# DATA SHOWN:
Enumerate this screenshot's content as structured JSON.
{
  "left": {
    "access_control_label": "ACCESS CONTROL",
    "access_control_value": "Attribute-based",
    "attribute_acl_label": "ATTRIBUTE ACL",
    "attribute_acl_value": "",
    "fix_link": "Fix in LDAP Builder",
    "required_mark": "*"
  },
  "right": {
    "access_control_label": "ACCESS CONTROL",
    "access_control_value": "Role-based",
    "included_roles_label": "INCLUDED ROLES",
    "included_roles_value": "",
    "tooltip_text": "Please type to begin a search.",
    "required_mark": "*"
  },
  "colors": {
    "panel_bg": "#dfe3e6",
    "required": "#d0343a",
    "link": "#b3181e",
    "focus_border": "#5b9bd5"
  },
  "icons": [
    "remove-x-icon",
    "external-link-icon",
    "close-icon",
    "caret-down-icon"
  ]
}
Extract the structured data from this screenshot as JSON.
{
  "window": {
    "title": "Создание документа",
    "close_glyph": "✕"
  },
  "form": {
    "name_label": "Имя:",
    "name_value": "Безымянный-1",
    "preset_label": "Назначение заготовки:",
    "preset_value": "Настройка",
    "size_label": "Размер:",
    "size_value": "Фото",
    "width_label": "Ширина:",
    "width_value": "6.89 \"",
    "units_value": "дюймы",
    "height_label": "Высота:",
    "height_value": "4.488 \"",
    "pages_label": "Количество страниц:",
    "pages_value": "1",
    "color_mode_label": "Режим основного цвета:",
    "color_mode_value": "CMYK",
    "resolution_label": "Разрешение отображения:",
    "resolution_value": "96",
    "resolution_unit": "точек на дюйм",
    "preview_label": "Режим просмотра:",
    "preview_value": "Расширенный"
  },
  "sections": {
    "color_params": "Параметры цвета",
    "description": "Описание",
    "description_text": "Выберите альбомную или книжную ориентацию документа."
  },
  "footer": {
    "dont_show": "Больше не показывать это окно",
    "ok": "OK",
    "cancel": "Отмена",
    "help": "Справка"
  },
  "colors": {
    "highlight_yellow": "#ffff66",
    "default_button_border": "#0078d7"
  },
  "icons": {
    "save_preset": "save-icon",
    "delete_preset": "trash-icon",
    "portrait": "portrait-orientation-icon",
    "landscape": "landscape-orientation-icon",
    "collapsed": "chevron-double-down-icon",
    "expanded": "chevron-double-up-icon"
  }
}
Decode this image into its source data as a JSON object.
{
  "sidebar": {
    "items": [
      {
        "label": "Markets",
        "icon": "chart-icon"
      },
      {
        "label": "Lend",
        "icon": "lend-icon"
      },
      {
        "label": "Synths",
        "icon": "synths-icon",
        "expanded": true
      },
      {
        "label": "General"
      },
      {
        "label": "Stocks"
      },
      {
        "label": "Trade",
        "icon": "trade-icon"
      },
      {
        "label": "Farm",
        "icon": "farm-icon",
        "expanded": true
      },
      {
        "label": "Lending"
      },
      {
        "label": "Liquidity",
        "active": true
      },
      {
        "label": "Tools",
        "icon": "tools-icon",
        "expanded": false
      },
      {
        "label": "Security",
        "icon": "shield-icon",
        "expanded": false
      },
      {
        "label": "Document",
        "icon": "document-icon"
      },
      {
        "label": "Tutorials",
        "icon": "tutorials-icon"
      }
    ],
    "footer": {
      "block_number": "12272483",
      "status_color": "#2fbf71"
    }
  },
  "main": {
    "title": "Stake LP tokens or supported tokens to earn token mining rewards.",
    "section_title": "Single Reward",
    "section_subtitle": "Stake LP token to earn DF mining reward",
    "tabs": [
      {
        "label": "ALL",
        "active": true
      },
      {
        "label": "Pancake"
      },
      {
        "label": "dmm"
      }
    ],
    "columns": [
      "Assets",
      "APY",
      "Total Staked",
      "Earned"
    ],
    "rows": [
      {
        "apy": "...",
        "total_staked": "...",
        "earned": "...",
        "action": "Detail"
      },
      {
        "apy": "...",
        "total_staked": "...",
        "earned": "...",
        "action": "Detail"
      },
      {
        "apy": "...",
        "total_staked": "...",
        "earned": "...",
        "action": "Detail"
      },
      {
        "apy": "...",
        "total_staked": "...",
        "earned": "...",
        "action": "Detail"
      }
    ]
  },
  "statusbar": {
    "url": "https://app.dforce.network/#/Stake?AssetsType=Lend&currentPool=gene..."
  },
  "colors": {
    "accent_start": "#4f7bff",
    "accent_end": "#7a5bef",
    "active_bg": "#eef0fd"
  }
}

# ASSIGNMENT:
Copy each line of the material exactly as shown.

# EXERCISE SOLUTION:
Enumerate this screenshot's content as structured JSON.
{
  "left": {
    "access_control_label": "ACCESS CONTROL",
    "access_control_value": "Attribute-based",
    "attribute_acl_label": "ATTRIBUTE ACL",
    "attribute_acl_value": "",
    "fix_link": "Fix in LDAP Builder",
    "required_mark": "*"
  },
  "right": {
    "access_control_label": "ACCESS CONTROL",
    "access_control_value": "Role-based",
    "included_roles_label": "INCLUDED ROLES",
    "included_roles_value": "",
    "tooltip_text": "Please type to begin a search.",
    "required_mark": "*"
  },
  "colors": {
    "panel_bg": "#dfe3e6",
    "required": "#d0343a",
    "link": "#b3181e",
    "focus_border": "#5b9bd5"
  },
  "icons": [
    "remove-x-icon",
    "external-link-icon",
    "close-icon",
    "caret-down-icon"
  ]
}
Extract the structured data from this screenshot as JSON.
{
  "window": {
    "title": "Создание документа",
    "close_glyph": "✕"
  },
  "form": {
    "name_label": "Имя:",
    "name_value": "Безымянный-1",
    "preset_label": "Назначение заготовки:",
    "preset_value": "Настройка",
    "size_label": "Размер:",
    "size_value": "Фото",
    "width_label": "Ширина:",
    "width_value": "6.89 \"",
    "units_value": "дюймы",
    "height_label": "Высота:",
    "height_value": "4.488 \"",
    "pages_label": "Количество страниц:",
    "pages_value": "1",
    "color_mode_label": "Режим основного цвета:",
    "color_mode_value": "CMYK",
    "resolution_label": "Разрешение отображения:",
    "resolution_value": "96",
    "resolution_unit": "точек на дюйм",
    "preview_label": "Режим просмотра:",
    "preview_value": "Расширенный"
  },
  "sections": {
    "color_params": "Параметры цвета",
    "description": "Описание",
    "description_text": "Выберите альбомную или книжную ориентацию документа."
  },
  "footer": {
    "dont_show": "Больше не показывать это окно",
    "ok": "OK",
    "cancel": "Отмена",
    "help": "Справка"
  },
  "colors": {
    "highlight_yellow": "#ffff66",
    "default_button_border": "#0078d7"
  },
  "icons": {
    "save_preset": "save-icon",
    "delete_preset": "trash-icon",
    "portrait": "portrait-orientation-icon",
    "landscape": "landscape-orientation-icon",
    "collapsed": "chevron-double-down-icon",
    "expanded": "chevron-double-up-icon"
  }
}
Decode this image into its source data as a JSON object.
{
  "sidebar": {
    "items": [
      {
        "label": "Markets",
        "icon": "chart-icon"
      },
      {
        "label": "Lend",
        "icon": "lend-icon"
      },
      {
        "label": "Synths",
        "icon": "synths-icon",
        "expanded": true
      },
      {
        "label": "General"
      },
      {
        "label": "Stocks"
      },
      {
        "label": "Trade",
        "icon": "trade-icon"
      },
      {
        "label": "Farm",
        "icon": "farm-icon",
        "expanded": true
      },
      {
        "label": "Lending"
      },
      {
        "label": "Liquidity",
        "active": true
      },
      {
        "label": "Tools",
        "icon": "tools-icon",
        "expanded": false
      },
      {
        "label": "Security",
        "icon": "shield-icon",
        "expanded": false
      },
      {
        "label": "Document",
        "icon": "document-icon"
      },
      {
        "label": "Tutorials",
        "icon": "tutorials-icon"
      }
    ],
    "footer": {
      "block_number": "12272483",
      "status_color": "#2fbf71"
    }
  },
  "main": {
    "title": "Stake LP tokens or supported tokens to earn token mining rewards.",
    "section_title": "Single Reward",
    "section_subtitle": "Stake LP token to earn DF mining reward",
    "tabs": [
      {
        "label": "ALL",
        "active": true
      },
      {
        "label": "Pancake"
      },
      {
        "label": "dmm"
      }
    ],
    "columns": [
      "Assets",
      "APY",
      "Total Staked",
      "Earned"
    ],
    "rows": [
      {
        "apy": "...",
        "total_staked": "...",
        "earned": "...",
        "action": "Detail"
      },
      {
        "apy": "...",
        "total_staked": "...",
        "earned": "...",
        "action": "Detail"
      },
      {
        "apy": "...",
        "total_staked": "...",
        "earned": "...",
        "action": "Detail"
      },
      {
        "apy": "...",
        "total_staked": "...",
        "earned": "...",
        "action": "Detail"
      }
    ]
  },
  "statusbar": {
    "url": "https://app.dforce.network/#/Stake?AssetsType=Lend&currentPool=gene..."
  },
  "colors": {
    "accent_start": "#4f7bff",
    "accent_end": "#7a5bef",
    "active_bg": "#eef0fd"
  }
}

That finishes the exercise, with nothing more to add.